For a one-two punch, double up colors with multiple meanings. A great example is a financial advisor who could choose both green and purple as their primary colors to instill a sense of wealth, trustworthiness, and sophistication. Or an organization might choose green and blue to convey a sense of wealth, trustworthiness, and dependability. Using green plus other earth tones could signal wealth, trustworthiness, and a “down to earth” sensibility.
These suggestions are based on typical Western cultures. If you work in an international field, be sure to research the meaning of the colors you choose in the context of the culture in which you are doing business. For example, as mentioned above, white is a neutral color in the West, with meanings of purity and cleanliness. It is typically used in title page cover designs as a neutral design element. In Eastern cultures, however, white can be the symbol of death. This might not be much of an issue for the background of a text document, but it could have serious negative implications if white is the primary color of your product design.

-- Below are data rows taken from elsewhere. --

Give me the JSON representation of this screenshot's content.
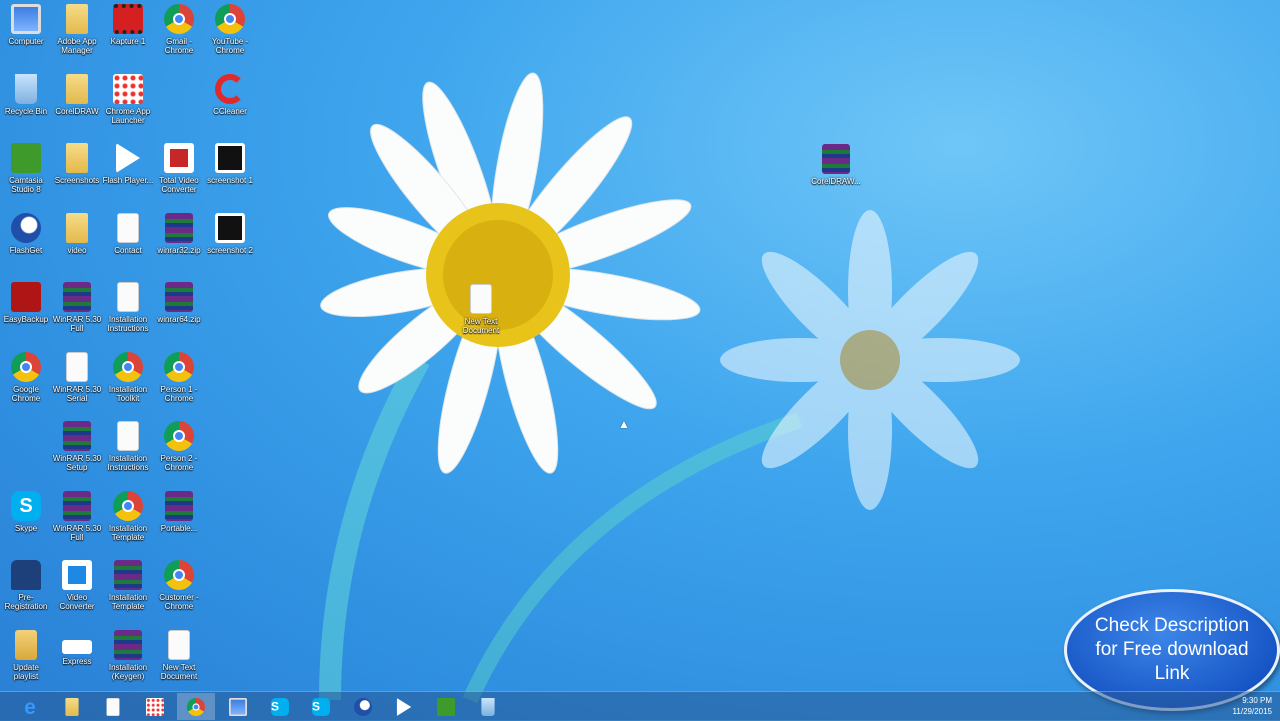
{
  "desktop_icons": [
    {
      "label": "Computer",
      "type": "computer"
    },
    {
      "label": "Adobe App Manager",
      "type": "folder"
    },
    {
      "label": "Kapture 1",
      "type": "video"
    },
    {
      "label": "Gmail - Chrome",
      "type": "chrome"
    },
    {
      "label": "YouTube - Chrome",
      "type": "chrome"
    },
    {
      "label": "Recycle Bin",
      "type": "bin"
    },
    {
      "label": "CorelDRAW",
      "type": "folder"
    },
    {
      "label": "Chrome App Launcher",
      "type": "apps"
    },
    {
      "label": "CCleaner",
      "type": "cc"
    },
    {
      "label": "Camtasia Studio 8",
      "type": "camtasia"
    },
    {
      "label": "Screenshots",
      "type": "folder"
    },
    {
      "label": "Flash Player...",
      "type": "play"
    },
    {
      "label": "Total Video Converter",
      "type": "pdf"
    },
    {
      "label": "screenshot 1",
      "type": "image"
    },
    {
      "label": "FlashGet",
      "type": "eagle"
    },
    {
      "label": "video",
      "type": "folder"
    },
    {
      "label": "Contact",
      "type": "file"
    },
    {
      "label": "winrar32.zip",
      "type": "rar"
    },
    {
      "label": "screenshot 2",
      "type": "image"
    },
    {
      "label": "EasyBackup",
      "type": "red"
    },
    {
      "label": "WinRAR 5.30 Full",
      "type": "rar"
    },
    {
      "label": "Installation Instructions",
      "type": "file"
    },
    {
      "label": "winrar64.zip",
      "type": "rar"
    },
    {
      "label": "Google Chrome",
      "type": "chrome"
    },
    {
      "label": "WinRAR 5.30 Serial",
      "type": "file"
    },
    {
      "label": "Installation Toolkit",
      "type": "chrome"
    },
    {
      "label": "Person 1 - Chrome",
      "type": "chrome"
    },
    {
      "label": "WinRAR 5.30 Setup",
      "type": "rar"
    },
    {
      "label": "Installation Instructions",
      "type": "file"
    },
    {
      "label": "Person 2 - Chrome",
      "type": "chrome"
    },
    {
      "label": "Skype",
      "type": "skype"
    },
    {
      "label": "WinRAR 5.30 Full",
      "type": "rar"
    },
    {
      "label": "Installation Template",
      "type": "chrome"
    },
    {
      "label": "Portable...",
      "type": "rar"
    },
    {
      "label": "Pre-Registration",
      "type": "shirt"
    },
    {
      "label": "Video Converter",
      "type": "gear"
    },
    {
      "label": "Installation Template",
      "type": "rar"
    },
    {
      "label": "Customer - Chrome",
      "type": "chrome"
    },
    {
      "label": "Update playlist",
      "type": "music"
    },
    {
      "label": "Express",
      "type": "blank"
    },
    {
      "label": "Installation (Keygen)",
      "type": "rar"
    },
    {
      "label": "New Text Document",
      "type": "file"
    },
    {
      "label": "New Text Document",
      "type": "file"
    },
    {
      "label": "CorelDRAW...",
      "type": "rar"
    }
  ],
  "taskbar": {
    "items": [
      {
        "name": "internet-explorer",
        "type": "ie"
      },
      {
        "name": "file-explorer",
        "type": "folder"
      },
      {
        "name": "document",
        "type": "file"
      },
      {
        "name": "app-launcher",
        "type": "apps"
      },
      {
        "name": "chrome",
        "type": "chrome",
        "active": true
      },
      {
        "name": "network",
        "type": "computer"
      },
      {
        "name": "skype",
        "type": "skype"
      },
      {
        "name": "skype-2",
        "type": "skype"
      },
      {
        "name": "flashget",
        "type": "eagle"
      },
      {
        "name": "media-player",
        "type": "play"
      },
      {
        "name": "camtasia",
        "type": "camtasia"
      },
      {
        "name": "recycle",
        "type": "bin"
      }
    ],
    "clock": {
      "time": "9:30 PM",
      "date": "11/29/2015"
    }
  },
  "promo": {
    "line1": "Check Description",
    "line2": "for Free download",
    "line3": "Link"
  }
}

A proposal kit gives you a wide variety of color choices based on many common contemporary business colors—colors that apply to various seasons, and colors that have many emotional meanings.
This wide range of color schemes is applied to a wide variety of distinct designs. So not only can you pick an appropriate color scheme, you can also pick an appropriate design. We know that designs are also very personal and distinct to a business, and we offer plenty of choices.
Do you want a simple angular design, a flowing circular design, a complex conceptual design or a design with elements related to a specific industry? Find a package that ensures you are covered with enough designs and color schemes so you can select the perfect design for your business. Using pre-designed packages also saves you the high cost of hiring a graphic designer to create a single graphic background.